Task description
Identify each line below containing the string "Azure" and copy it.

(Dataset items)
------------------------------------------------

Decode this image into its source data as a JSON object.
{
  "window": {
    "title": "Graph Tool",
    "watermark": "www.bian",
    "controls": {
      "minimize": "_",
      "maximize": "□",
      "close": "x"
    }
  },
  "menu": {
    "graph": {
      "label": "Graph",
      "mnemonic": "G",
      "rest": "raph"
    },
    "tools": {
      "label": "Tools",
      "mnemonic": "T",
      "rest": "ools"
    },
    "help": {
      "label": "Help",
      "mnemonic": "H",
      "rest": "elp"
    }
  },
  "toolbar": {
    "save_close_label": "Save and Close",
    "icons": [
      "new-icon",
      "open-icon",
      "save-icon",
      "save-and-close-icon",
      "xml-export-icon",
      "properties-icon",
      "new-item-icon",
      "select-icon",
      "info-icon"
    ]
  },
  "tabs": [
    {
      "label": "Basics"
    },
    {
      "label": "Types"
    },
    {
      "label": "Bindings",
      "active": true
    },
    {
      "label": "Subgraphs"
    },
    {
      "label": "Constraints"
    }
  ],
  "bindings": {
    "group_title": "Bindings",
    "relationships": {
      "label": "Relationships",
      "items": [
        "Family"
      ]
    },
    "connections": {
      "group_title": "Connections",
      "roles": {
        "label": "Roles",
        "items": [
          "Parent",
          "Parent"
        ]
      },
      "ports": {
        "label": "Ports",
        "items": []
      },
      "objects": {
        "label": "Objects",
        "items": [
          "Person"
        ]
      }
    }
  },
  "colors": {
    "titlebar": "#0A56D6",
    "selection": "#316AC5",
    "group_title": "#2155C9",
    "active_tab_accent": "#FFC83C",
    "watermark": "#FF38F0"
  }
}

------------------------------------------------

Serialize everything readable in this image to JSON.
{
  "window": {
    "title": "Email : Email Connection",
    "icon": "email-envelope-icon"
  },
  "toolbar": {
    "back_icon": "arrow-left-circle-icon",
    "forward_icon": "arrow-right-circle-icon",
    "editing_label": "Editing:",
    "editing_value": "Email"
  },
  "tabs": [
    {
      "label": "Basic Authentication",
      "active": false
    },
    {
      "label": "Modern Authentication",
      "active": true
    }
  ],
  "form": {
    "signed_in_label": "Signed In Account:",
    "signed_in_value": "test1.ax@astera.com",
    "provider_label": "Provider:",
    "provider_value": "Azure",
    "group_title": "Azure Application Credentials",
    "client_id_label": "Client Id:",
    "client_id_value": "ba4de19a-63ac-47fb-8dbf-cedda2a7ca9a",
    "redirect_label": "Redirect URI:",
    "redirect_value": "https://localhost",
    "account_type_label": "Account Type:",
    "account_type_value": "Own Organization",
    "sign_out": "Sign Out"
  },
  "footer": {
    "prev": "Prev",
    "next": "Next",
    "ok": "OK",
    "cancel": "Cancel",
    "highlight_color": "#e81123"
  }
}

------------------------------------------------

Result of this task
    "provider_value": "Azure",
    "group_title": "Azure Application Credentials",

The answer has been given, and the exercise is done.